Hover Zoom was an excellent extension, but it went the “evil” route as the developers started taking advantage of some pretty intrusive permissions. Enraged users feel that the company has been tracking and collecting too much personal information from them. Hover Free uses the same functionality – identical to be exact. The only exception is that Hover Free doesn’t require the same permissions, making it much safer to use on a consistent basis.
As for the extension and functionality, it enlarges the thumbnails of an image on mouseover. This essentially takes any low resolution or small image and enlarges them to a convenient size. With most image thumbnails, you have to click on them first to see them enlarged, which opens the file in a new browser window or tab. Hover Free opens the image natively in the current browser window, making the process that much faster. It works great in thumbnail galleries like Google Images (example search for ‘kittens’ below):
It performs well and works exactly as advertised.
Content marketers sift through mind-numbing amounts of images on a daily basis. This is a subtle yet noticeable extension making the image-sourcing process faster, thus a more efficient worker. Plus, it removes the frustrating situations where we need to squint a centimeter from our screen on tiny pictures that won’t maximize.
You can get Hover Free here.
WebCamera360 takes a cue from the mobile app Camera 360, allowing you to modify, enhance and edit pictures directly from your browser. It works similar to the Adobe Premiere Elements environment in that the editing features are pretty easy to make use of. One of the most important features of WebCamera360 is that the editing features can help you brighten up any images or photos you might have, making them much more vibrant – and even surreal.
Differing from PicMonkey, you have to manually upload images by clicking on the WebCamera360 button in the extensions bar. For this example I uploaded Dragon Blogger’s logo:
The tools and tweaks available are definitely better suited for high resolution image of scenery, people, objects, etc. I don’t think WebCamera360 was meant for logos of this nature, but nevertheless, this shows what you can do with a little text:
I would recommend Pic Monkey overall, but WebCamera360 would be useful when in need of a variety of fliters.
You can get WebCamera360 here.
Images are not always long-hanging fruit
The extensions covered above improve our photo editing needs and content marketing efforts, but there is a big factor we need to recognize; copyrights. These extensions make it insanely easy to snag any image we want and edit it to our liking.
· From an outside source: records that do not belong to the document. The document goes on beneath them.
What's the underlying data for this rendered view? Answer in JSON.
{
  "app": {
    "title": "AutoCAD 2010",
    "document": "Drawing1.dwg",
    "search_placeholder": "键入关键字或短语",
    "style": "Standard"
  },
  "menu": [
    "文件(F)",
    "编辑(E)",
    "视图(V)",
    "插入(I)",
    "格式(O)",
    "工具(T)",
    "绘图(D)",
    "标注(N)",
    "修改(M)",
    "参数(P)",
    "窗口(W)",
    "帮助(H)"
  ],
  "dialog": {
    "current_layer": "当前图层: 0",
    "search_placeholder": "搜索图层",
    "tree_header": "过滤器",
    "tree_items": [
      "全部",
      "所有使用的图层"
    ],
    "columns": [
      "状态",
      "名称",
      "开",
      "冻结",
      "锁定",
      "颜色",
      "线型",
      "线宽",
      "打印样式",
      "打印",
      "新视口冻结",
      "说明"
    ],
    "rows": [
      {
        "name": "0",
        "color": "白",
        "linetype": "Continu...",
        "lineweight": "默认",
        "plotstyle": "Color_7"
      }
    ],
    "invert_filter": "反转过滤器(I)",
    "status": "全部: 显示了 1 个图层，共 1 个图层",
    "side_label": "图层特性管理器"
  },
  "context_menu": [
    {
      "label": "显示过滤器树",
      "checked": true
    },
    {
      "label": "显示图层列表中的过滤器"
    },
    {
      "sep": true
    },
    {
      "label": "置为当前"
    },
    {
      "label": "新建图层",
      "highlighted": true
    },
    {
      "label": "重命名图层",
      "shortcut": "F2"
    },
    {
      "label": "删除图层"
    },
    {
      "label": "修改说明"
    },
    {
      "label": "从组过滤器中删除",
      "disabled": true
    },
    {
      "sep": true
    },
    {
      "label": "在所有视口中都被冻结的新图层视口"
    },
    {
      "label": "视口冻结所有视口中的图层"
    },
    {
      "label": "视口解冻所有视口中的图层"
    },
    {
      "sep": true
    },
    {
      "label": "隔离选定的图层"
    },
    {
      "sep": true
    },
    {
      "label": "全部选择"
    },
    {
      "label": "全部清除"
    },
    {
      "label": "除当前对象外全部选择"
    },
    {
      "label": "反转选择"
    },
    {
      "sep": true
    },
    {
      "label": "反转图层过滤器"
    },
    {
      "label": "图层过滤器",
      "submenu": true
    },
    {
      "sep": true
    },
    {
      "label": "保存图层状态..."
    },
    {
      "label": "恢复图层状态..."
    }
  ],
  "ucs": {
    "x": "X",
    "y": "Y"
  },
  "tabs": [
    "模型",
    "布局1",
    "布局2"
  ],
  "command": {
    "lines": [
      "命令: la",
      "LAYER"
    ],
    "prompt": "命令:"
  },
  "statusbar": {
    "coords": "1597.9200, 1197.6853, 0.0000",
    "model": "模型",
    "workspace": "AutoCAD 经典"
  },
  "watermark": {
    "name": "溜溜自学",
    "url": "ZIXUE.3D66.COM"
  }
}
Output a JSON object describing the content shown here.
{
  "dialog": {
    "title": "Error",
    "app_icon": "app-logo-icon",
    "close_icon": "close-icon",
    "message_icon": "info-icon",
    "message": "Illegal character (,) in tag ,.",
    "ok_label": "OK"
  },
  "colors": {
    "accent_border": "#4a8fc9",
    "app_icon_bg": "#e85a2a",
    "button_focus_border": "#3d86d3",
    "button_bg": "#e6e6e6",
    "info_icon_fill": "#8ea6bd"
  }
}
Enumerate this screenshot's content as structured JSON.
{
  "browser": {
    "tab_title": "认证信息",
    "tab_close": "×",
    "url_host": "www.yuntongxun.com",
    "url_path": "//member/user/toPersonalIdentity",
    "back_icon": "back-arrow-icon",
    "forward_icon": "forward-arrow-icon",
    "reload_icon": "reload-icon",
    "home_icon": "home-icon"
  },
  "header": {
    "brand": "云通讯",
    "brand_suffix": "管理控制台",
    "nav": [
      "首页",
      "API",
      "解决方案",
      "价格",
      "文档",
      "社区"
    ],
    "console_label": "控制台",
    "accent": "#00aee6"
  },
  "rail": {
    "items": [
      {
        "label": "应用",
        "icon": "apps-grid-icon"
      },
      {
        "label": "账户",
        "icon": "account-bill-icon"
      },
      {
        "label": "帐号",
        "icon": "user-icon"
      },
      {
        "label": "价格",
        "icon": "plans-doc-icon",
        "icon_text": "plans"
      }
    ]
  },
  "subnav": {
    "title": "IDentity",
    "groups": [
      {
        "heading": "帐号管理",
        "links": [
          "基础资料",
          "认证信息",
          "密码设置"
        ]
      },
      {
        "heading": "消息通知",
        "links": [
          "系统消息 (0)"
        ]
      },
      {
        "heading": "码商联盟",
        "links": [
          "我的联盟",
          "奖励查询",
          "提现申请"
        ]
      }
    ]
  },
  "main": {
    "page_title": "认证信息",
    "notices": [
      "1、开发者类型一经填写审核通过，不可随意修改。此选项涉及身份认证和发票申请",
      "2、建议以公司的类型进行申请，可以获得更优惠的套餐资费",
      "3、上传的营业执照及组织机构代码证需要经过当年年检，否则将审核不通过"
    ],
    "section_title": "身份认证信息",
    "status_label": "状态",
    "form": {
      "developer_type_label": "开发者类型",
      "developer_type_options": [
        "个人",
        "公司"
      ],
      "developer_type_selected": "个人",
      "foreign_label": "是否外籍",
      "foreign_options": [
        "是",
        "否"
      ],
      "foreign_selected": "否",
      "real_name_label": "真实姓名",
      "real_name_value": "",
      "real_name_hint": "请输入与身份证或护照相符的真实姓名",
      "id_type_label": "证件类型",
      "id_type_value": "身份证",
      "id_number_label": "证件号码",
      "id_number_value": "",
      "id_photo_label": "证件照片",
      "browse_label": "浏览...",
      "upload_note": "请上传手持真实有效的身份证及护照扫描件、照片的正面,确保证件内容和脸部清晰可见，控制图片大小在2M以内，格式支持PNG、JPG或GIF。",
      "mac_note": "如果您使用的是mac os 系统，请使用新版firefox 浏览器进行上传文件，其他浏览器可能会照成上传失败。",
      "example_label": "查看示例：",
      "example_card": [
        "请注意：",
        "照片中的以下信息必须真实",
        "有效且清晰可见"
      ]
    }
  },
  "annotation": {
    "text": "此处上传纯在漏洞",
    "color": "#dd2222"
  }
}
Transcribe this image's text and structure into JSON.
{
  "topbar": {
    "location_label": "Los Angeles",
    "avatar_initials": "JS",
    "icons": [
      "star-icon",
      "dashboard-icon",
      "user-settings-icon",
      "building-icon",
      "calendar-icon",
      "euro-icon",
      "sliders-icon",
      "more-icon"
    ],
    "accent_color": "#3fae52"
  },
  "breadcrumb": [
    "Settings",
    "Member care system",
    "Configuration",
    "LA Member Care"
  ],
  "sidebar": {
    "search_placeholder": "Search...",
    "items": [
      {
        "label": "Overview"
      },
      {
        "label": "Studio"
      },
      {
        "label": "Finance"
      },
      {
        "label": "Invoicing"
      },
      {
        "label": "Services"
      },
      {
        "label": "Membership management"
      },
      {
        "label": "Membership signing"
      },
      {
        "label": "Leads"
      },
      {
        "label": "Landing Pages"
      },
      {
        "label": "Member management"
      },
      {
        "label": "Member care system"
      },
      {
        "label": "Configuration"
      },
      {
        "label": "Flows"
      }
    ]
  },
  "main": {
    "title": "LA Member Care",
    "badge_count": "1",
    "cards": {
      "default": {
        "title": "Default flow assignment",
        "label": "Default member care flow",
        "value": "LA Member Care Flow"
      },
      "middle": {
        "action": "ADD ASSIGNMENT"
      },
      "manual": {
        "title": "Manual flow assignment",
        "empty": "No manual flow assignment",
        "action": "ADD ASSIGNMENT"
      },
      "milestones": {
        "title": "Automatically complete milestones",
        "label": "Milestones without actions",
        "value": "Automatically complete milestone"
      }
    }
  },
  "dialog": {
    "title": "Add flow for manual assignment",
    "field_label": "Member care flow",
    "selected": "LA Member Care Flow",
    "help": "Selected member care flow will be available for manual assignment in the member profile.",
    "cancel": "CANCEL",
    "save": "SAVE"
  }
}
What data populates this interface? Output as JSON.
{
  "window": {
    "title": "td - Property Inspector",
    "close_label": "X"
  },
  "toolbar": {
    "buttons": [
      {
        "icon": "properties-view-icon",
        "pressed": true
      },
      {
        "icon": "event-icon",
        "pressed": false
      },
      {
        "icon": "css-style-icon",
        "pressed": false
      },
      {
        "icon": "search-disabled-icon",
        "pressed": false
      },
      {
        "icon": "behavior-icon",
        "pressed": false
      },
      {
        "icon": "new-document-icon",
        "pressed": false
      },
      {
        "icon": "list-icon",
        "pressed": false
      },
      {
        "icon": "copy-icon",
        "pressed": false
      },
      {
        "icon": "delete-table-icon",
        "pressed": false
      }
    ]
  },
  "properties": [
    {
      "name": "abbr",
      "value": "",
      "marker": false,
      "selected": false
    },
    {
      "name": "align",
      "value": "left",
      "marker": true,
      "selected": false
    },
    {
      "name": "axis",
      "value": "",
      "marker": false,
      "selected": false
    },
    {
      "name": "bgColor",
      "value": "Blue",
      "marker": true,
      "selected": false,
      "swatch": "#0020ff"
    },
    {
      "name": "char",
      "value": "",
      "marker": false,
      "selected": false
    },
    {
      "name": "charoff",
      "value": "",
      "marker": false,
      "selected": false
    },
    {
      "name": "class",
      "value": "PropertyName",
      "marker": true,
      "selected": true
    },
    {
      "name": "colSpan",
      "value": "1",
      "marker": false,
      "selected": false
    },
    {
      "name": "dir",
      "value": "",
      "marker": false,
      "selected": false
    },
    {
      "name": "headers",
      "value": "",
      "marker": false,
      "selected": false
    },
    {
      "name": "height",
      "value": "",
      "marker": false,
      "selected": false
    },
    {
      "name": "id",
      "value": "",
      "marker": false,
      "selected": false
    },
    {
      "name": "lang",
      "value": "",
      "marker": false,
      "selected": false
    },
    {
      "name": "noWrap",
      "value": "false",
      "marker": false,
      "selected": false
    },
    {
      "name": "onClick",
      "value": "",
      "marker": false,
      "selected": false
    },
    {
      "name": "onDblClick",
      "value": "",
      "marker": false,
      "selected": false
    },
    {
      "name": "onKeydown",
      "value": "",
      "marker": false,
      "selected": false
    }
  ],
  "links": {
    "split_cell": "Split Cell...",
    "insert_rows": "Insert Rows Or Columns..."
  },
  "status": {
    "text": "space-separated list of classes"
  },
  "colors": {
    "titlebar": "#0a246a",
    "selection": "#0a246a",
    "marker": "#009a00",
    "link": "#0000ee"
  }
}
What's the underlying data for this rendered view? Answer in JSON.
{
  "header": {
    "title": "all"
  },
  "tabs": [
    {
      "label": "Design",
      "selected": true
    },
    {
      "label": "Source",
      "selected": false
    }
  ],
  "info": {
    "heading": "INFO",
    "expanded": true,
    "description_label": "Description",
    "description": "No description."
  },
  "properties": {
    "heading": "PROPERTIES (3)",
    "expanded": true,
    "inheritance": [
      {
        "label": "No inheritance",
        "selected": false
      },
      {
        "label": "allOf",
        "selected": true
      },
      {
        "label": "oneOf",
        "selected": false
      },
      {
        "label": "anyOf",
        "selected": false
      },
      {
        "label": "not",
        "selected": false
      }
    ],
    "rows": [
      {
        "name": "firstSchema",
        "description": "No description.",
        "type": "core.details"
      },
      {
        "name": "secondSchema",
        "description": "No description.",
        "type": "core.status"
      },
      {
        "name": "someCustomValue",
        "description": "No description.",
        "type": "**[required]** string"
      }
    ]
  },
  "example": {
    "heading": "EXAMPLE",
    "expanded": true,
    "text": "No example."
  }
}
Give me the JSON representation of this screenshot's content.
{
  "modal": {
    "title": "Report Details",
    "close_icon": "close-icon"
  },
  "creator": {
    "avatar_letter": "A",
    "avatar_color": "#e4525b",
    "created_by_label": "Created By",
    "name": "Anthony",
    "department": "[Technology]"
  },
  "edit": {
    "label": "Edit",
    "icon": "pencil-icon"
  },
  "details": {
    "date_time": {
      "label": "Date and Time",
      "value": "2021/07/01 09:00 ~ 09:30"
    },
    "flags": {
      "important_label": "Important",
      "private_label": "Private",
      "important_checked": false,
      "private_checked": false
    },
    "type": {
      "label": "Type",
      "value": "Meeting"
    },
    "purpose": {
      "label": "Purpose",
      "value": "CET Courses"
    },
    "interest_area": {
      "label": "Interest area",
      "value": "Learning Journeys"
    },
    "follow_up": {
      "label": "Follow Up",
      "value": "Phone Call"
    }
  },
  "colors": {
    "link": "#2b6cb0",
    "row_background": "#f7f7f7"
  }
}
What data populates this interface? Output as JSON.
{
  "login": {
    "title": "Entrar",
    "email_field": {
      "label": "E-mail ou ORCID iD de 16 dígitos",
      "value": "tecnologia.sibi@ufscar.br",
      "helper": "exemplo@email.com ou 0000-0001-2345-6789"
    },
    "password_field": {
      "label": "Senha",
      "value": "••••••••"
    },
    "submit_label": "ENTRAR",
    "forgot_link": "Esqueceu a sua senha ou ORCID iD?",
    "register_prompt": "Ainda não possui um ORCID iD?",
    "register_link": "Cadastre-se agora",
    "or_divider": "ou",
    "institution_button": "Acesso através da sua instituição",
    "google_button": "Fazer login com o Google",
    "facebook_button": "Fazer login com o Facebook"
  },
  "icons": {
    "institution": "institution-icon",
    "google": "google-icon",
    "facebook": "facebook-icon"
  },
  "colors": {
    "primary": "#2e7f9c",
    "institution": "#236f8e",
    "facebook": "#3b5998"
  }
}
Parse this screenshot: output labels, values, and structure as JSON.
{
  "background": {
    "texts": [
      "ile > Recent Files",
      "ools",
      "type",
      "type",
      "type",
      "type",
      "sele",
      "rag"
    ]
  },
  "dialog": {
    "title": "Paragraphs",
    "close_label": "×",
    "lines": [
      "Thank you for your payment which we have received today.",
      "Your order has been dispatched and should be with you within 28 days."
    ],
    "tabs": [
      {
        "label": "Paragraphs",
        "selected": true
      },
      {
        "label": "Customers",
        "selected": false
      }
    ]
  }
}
But if it’s protected and we’re unaware of digital marketing laws, we might find ourselves in an unsavory legal situation. A ‘full-clear’ way to negate this possibility is to strictly use creative commons images labeled as free to use, modify, or share.
Happy clip hunting!